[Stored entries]

▬▬▬▬▬▬▬▬▬▬

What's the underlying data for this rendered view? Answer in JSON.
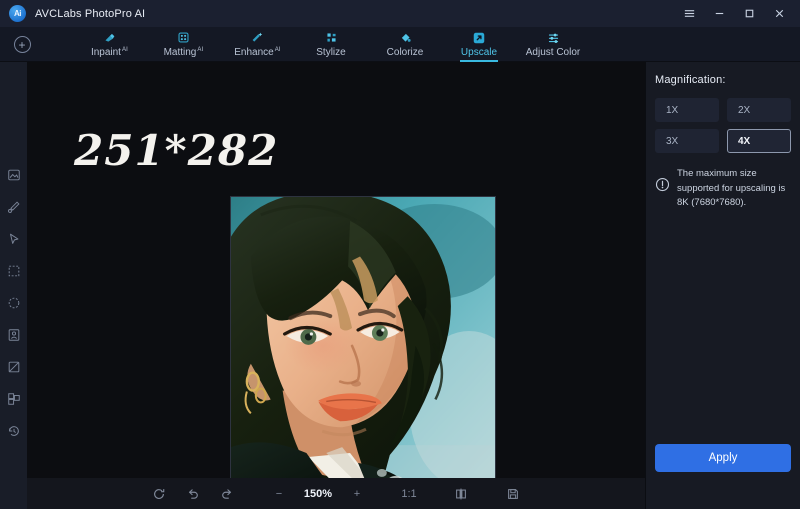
{
  "window": {
    "title": "AVCLabs PhotoPro AI",
    "logo_text": "Ai",
    "controls": {
      "menu": "menu-icon",
      "minimize": "minimize",
      "maximize": "maximize",
      "close": "close"
    }
  },
  "nav": {
    "add_button": "+",
    "tabs": [
      {
        "label": "Inpaint",
        "sup": "AI",
        "icon": "eraser-icon",
        "active": false
      },
      {
        "label": "Matting",
        "sup": "AI",
        "icon": "matting-icon",
        "active": false
      },
      {
        "label": "Enhance",
        "sup": "AI",
        "icon": "magic-wand-icon",
        "active": false
      },
      {
        "label": "Stylize",
        "sup": "",
        "icon": "stylize-icon",
        "active": false
      },
      {
        "label": "Colorize",
        "sup": "",
        "icon": "paint-bucket-icon",
        "active": false
      },
      {
        "label": "Upscale",
        "sup": "",
        "icon": "upscale-icon",
        "active": true
      },
      {
        "label": "Adjust Color",
        "sup": "",
        "icon": "sliders-icon",
        "active": false
      }
    ]
  },
  "left_toolbar": {
    "tools": [
      {
        "name": "image-tool-icon"
      },
      {
        "name": "brush-tool-icon"
      },
      {
        "name": "cursor-tool-icon"
      },
      {
        "name": "rectangle-select-icon"
      },
      {
        "name": "ellipse-select-icon"
      },
      {
        "name": "portrait-tool-icon"
      },
      {
        "name": "crop-tool-icon"
      },
      {
        "name": "layers-tool-icon"
      },
      {
        "name": "history-tool-icon"
      }
    ]
  },
  "canvas": {
    "dimension_label": "251*282",
    "image_alt": "portrait-illustration"
  },
  "bottom_toolbar": {
    "reset_label": "reset-icon",
    "undo_label": "undo-icon",
    "redo_label": "redo-icon",
    "zoom_out_label": "−",
    "zoom_value": "150%",
    "zoom_in_label": "+",
    "fit_label": "1:1",
    "compare_label": "compare-icon",
    "save_label": "save-icon"
  },
  "right_panel": {
    "title": "Magnification:",
    "options": [
      {
        "label": "1X",
        "selected": false
      },
      {
        "label": "2X",
        "selected": false
      },
      {
        "label": "3X",
        "selected": false
      },
      {
        "label": "4X",
        "selected": true
      }
    ],
    "info_text": "The maximum size supported for upscaling is 8K (7680*7680).",
    "apply_label": "Apply"
  },
  "colors": {
    "accent_cyan": "#39b9e0",
    "apply_blue": "#2f6fe4",
    "titlebar_bg": "#1b2030",
    "panel_bg": "#171a23",
    "canvas_bg": "#0c0d11"
  }
}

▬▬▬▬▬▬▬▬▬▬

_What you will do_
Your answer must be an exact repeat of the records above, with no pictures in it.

_Answer to the exercise_
What's the underlying data for this rendered view? Answer in JSON.
{
  "window": {
    "title": "AVCLabs PhotoPro AI",
    "logo_text": "Ai",
    "controls": {
      "menu": "menu-icon",
      "minimize": "minimize",
      "maximize": "maximize",
      "close": "close"
    }
  },
  "nav": {
    "add_button": "+",
    "tabs": [
      {
        "label": "Inpaint",
        "sup": "AI",
        "icon": "eraser-icon",
        "active": false
      },
      {
        "label": "Matting",
        "sup": "AI",
        "icon": "matting-icon",
        "active": false
      },
      {
        "label": "Enhance",
        "sup": "AI",
        "icon": "magic-wand-icon",
        "active": false
      },
      {
        "label": "Stylize",
        "sup": "",
        "icon": "stylize-icon",
        "active": false
      },
      {
        "label": "Colorize",
        "sup": "",
        "icon": "paint-bucket-icon",
        "active": false
      },
      {
        "label": "Upscale",
        "sup": "",
        "icon": "upscale-icon",
        "active": true
      },
      {
        "label": "Adjust Color",
        "sup": "",
        "icon": "sliders-icon",
        "active": false
      }
    ]
  },
  "left_toolbar": {
    "tools": [
      {
        "name": "image-tool-icon"
      },
      {
        "name": "brush-tool-icon"
      },
      {
        "name": "cursor-tool-icon"
      },
      {
        "name": "rectangle-select-icon"
      },
      {
        "name": "ellipse-select-icon"
      },
      {
        "name": "portrait-tool-icon"
      },
      {
        "name": "crop-tool-icon"
      },
      {
        "name": "layers-tool-icon"
      },
      {
        "name": "history-tool-icon"
      }
    ]
  },
  "canvas": {
    "dimension_label": "251*282",
    "image_alt": "portrait-illustration"
  },
  "bottom_toolbar": {
    "reset_label": "reset-icon",
    "undo_label": "undo-icon",
    "redo_label": "redo-icon",
    "zoom_out_label": "−",
    "zoom_value": "150%",
    "zoom_in_label": "+",
    "fit_label": "1:1",
    "compare_label": "compare-icon",
    "save_label": "save-icon"
  },
  "right_panel": {
    "title": "Magnification:",
    "options": [
      {
        "label": "1X",
        "selected": false
      },
      {
        "label": "2X",
        "selected": false
      },
      {
        "label": "3X",
        "selected": false
      },
      {
        "label": "4X",
        "selected": true
      }
    ],
    "info_text": "The maximum size supported for upscaling is 8K (7680*7680).",
    "apply_label": "Apply"
  },
  "colors": {
    "accent_cyan": "#39b9e0",
    "apply_blue": "#2f6fe4",
    "titlebar_bg": "#1b2030",
    "panel_bg": "#171a23",
    "canvas_bg": "#0c0d11"
  }
}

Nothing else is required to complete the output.